**WORK REQUIRED**
Send back every record exactly.

(Source records)
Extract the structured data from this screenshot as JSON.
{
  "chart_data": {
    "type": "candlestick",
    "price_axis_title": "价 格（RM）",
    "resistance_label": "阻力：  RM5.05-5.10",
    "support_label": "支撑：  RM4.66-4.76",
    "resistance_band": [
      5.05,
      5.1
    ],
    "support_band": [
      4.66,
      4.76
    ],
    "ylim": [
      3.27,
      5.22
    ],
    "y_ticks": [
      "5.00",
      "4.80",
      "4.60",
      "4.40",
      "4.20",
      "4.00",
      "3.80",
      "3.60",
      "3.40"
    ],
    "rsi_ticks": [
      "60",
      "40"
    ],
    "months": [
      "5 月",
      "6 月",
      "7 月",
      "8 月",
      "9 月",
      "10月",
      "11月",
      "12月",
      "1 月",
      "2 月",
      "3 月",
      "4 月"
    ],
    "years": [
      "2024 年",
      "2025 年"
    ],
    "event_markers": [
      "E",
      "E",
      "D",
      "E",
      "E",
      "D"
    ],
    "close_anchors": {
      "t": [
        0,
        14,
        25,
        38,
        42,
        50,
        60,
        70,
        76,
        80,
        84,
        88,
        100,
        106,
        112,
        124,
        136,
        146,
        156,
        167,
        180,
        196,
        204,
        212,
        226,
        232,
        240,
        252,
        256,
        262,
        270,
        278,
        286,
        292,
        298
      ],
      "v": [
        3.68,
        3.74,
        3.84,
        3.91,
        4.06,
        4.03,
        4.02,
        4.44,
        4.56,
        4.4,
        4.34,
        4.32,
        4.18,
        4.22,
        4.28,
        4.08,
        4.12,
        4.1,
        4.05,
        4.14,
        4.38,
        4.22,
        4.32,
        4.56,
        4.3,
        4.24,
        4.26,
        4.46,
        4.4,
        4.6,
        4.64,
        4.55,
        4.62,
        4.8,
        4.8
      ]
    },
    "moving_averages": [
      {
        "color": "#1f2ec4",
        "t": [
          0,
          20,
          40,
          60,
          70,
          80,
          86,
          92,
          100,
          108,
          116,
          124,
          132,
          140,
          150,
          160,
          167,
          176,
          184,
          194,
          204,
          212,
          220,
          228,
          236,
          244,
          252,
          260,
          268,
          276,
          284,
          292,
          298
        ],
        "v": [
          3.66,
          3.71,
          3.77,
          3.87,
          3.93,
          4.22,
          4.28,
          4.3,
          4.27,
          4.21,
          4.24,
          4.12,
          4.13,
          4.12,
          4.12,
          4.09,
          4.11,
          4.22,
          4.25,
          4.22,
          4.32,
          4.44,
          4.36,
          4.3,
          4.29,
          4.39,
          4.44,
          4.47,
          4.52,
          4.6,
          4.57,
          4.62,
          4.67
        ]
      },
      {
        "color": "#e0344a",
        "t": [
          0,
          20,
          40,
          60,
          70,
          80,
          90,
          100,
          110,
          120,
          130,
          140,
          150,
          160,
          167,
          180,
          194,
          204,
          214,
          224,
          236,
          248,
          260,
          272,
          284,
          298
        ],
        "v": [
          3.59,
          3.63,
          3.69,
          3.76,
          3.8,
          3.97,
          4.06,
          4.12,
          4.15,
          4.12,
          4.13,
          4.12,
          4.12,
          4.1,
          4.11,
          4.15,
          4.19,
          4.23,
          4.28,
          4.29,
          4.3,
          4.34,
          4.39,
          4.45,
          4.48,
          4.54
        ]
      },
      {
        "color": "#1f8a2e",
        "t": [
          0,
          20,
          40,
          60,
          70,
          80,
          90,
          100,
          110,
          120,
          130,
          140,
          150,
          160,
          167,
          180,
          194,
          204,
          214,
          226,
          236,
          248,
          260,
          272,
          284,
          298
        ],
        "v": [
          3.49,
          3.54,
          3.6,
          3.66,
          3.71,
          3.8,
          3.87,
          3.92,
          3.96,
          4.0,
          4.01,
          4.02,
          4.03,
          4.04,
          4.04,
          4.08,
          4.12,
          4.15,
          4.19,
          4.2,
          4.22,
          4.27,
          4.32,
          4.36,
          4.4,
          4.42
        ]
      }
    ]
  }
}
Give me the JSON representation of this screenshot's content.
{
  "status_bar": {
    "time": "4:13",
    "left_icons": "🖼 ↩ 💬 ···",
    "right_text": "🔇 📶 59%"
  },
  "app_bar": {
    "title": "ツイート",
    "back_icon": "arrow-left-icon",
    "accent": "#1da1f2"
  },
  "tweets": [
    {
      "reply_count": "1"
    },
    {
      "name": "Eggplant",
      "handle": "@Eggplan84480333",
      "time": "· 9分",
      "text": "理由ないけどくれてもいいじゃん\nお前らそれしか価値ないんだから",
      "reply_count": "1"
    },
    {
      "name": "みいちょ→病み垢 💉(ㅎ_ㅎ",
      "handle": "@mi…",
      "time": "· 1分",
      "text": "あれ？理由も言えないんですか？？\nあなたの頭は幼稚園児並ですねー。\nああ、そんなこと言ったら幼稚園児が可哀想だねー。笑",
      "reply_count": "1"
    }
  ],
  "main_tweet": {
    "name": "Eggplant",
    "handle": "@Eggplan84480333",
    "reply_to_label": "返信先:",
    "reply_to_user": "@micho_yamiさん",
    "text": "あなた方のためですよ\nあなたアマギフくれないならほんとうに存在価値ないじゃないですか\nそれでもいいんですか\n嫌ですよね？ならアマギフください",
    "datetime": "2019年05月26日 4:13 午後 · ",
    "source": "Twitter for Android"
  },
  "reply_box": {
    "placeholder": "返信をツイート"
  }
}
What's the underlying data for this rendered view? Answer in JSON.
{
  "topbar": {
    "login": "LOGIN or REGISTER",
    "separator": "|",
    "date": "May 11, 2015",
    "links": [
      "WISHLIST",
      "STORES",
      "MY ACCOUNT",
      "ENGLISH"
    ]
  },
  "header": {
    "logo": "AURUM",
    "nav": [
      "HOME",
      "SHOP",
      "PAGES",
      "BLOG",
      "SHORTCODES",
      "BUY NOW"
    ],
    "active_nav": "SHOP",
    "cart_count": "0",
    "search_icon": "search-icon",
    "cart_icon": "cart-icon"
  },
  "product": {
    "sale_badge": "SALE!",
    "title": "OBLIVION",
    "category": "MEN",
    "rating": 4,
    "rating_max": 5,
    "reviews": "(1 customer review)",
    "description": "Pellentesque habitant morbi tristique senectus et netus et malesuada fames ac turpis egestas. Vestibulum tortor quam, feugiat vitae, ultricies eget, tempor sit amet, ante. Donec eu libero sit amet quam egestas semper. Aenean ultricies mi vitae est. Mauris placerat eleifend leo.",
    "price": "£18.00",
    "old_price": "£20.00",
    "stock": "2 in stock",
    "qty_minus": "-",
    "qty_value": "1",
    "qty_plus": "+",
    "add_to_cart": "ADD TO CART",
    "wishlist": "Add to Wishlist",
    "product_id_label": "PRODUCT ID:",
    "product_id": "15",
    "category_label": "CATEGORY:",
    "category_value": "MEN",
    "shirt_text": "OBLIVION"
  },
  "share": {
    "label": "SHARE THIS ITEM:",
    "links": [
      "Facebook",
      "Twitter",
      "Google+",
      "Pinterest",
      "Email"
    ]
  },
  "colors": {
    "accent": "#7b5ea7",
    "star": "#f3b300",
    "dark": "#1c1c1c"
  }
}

**REPLY**
Extract the structured data from this screenshot as JSON.
{
  "chart_data": {
    "type": "candlestick",
    "price_axis_title": "价 格（RM）",
    "resistance_label": "阻力：  RM5.05-5.10",
    "support_label": "支撑：  RM4.66-4.76",
    "resistance_band": [
      5.05,
      5.1
    ],
    "support_band": [
      4.66,
      4.76
    ],
    "ylim": [
      3.27,
      5.22
    ],
    "y_ticks": [
      "5.00",
      "4.80",
      "4.60",
      "4.40",
      "4.20",
      "4.00",
      "3.80",
      "3.60",
      "3.40"
    ],
    "rsi_ticks": [
      "60",
      "40"
    ],
    "months": [
      "5 月",
      "6 月",
      "7 月",
      "8 月",
      "9 月",
      "10月",
      "11月",
      "12月",
      "1 月",
      "2 月",
      "3 月",
      "4 月"
    ],
    "years": [
      "2024 年",
      "2025 年"
    ],
    "event_markers": [
      "E",
      "E",
      "D",
      "E",
      "E",
      "D"
    ],
    "close_anchors": {
      "t": [
        0,
        14,
        25,
        38,
        42,
        50,
        60,
        70,
        76,
        80,
        84,
        88,
        100,
        106,
        112,
        124,
        136,
        146,
        156,
        167,
        180,
        196,
        204,
        212,
        226,
        232,
        240,
        252,
        256,
        262,
        270,
        278,
        286,
        292,
        298
      ],
      "v": [
        3.68,
        3.74,
        3.84,
        3.91,
        4.06,
        4.03,
        4.02,
        4.44,
        4.56,
        4.4,
        4.34,
        4.32,
        4.18,
        4.22,
        4.28,
        4.08,
        4.12,
        4.1,
        4.05,
        4.14,
        4.38,
        4.22,
        4.32,
        4.56,
        4.3,
        4.24,
        4.26,
        4.46,
        4.4,
        4.6,
        4.64,
        4.55,
        4.62,
        4.8,
        4.8
      ]
    },
    "moving_averages": [
      {
        "color": "#1f2ec4",
        "t": [
          0,
          20,
          40,
          60,
          70,
          80,
          86,
          92,
          100,
          108,
          116,
          124,
          132,
          140,
          150,
          160,
          167,
          176,
          184,
          194,
          204,
          212,
          220,
          228,
          236,
          244,
          252,
          260,
          268,
          276,
          284,
          292,
          298
        ],
        "v": [
          3.66,
          3.71,
          3.77,
          3.87,
          3.93,
          4.22,
          4.28,
          4.3,
          4.27,
          4.21,
          4.24,
          4.12,
          4.13,
          4.12,
          4.12,
          4.09,
          4.11,
          4.22,
          4.25,
          4.22,
          4.32,
          4.44,
          4.36,
          4.3,
          4.29,
          4.39,
          4.44,
          4.47,
          4.52,
          4.6,
          4.57,
          4.62,
          4.67
        ]
      },
      {
        "color": "#e0344a",
        "t": [
          0,
          20,
          40,
          60,
          70,
          80,
          90,
          100,
          110,
          120,
          130,
          140,
          150,
          160,
          167,
          180,
          194,
          204,
          214,
          224,
          236,
          248,
          260,
          272,
          284,
          298
        ],
        "v": [
          3.59,
          3.63,
          3.69,
          3.76,
          3.8,
          3.97,
          4.06,
          4.12,
          4.15,
          4.12,
          4.13,
          4.12,
          4.12,
          4.1,
          4.11,
          4.15,
          4.19,
          4.23,
          4.28,
          4.29,
          4.3,
          4.34,
          4.39,
          4.45,
          4.48,
          4.54
        ]
      },
      {
        "color": "#1f8a2e",
        "t": [
          0,
          20,
          40,
          60,
          70,
          80,
          90,
          100,
          110,
          120,
          130,
          140,
          150,
          160,
          167,
          180,
          194,
          204,
          214,
          226,
          236,
          248,
          260,
          272,
          284,
          298
        ],
        "v": [
          3.49,
          3.54,
          3.6,
          3.66,
          3.71,
          3.8,
          3.87,
          3.92,
          3.96,
          4.0,
          4.01,
          4.02,
          4.03,
          4.04,
          4.04,
          4.08,
          4.12,
          4.15,
          4.19,
          4.2,
          4.22,
          4.27,
          4.32,
          4.36,
          4.4,
          4.42
        ]
      }
    ]
  }
}
Give me the JSON representation of this screenshot's content.
{
  "status_bar": {
    "time": "4:13",
    "left_icons": "🖼 ↩ 💬 ···",
    "right_text": "🔇 📶 59%"
  },
  "app_bar": {
    "title": "ツイート",
    "back_icon": "arrow-left-icon",
    "accent": "#1da1f2"
  },
  "tweets": [
    {
      "reply_count": "1"
    },
    {
      "name": "Eggplant",
      "handle": "@Eggplan84480333",
      "time": "· 9分",
      "text": "理由ないけどくれてもいいじゃん\nお前らそれしか価値ないんだから",
      "reply_count": "1"
    },
    {
      "name": "みいちょ→病み垢 💉(ㅎ_ㅎ",
      "handle": "@mi…",
      "time": "· 1分",
      "text": "あれ？理由も言えないんですか？？\nあなたの頭は幼稚園児並ですねー。\nああ、そんなこと言ったら幼稚園児が可哀想だねー。笑",
      "reply_count": "1"
    }
  ],
  "main_tweet": {
    "name": "Eggplant",
    "handle": "@Eggplan84480333",
    "reply_to_label": "返信先:",
    "reply_to_user": "@micho_yamiさん",
    "text": "あなた方のためですよ\nあなたアマギフくれないならほんとうに存在価値ないじゃないですか\nそれでもいいんですか\n嫌ですよね？ならアマギフください",
    "datetime": "2019年05月26日 4:13 午後 · ",
    "source": "Twitter for Android"
  },
  "reply_box": {
    "placeholder": "返信をツイート"
  }
}
What's the underlying data for this rendered view? Answer in JSON.
{
  "topbar": {
    "login": "LOGIN or REGISTER",
    "separator": "|",
    "date": "May 11, 2015",
    "links": [
      "WISHLIST",
      "STORES",
      "MY ACCOUNT",
      "ENGLISH"
    ]
  },
  "header": {
    "logo": "AURUM",
    "nav": [
      "HOME",
      "SHOP",
      "PAGES",
      "BLOG",
      "SHORTCODES",
      "BUY NOW"
    ],
    "active_nav": "SHOP",
    "cart_count": "0",
    "search_icon": "search-icon",
    "cart_icon": "cart-icon"
  },
  "product": {
    "sale_badge": "SALE!",
    "title": "OBLIVION",
    "category": "MEN",
    "rating": 4,
    "rating_max": 5,
    "reviews": "(1 customer review)",
    "description": "Pellentesque habitant morbi tristique senectus et netus et malesuada fames ac turpis egestas. Vestibulum tortor quam, feugiat vitae, ultricies eget, tempor sit amet, ante. Donec eu libero sit amet quam egestas semper. Aenean ultricies mi vitae est. Mauris placerat eleifend leo.",
    "price": "£18.00",
    "old_price": "£20.00",
    "stock": "2 in stock",
    "qty_minus": "-",
    "qty_value": "1",
    "qty_plus": "+",
    "add_to_cart": "ADD TO CART",
    "wishlist": "Add to Wishlist",
    "product_id_label": "PRODUCT ID:",
    "product_id": "15",
    "category_label": "CATEGORY:",
    "category_value": "MEN",
    "shirt_text": "OBLIVION"
  },
  "share": {
    "label": "SHARE THIS ITEM:",
    "links": [
      "Facebook",
      "Twitter",
      "Google+",
      "Pinterest",
      "Email"
    ]
  },
  "colors": {
    "accent": "#7b5ea7",
    "star": "#f3b300",
    "dark": "#1c1c1c"
  }
}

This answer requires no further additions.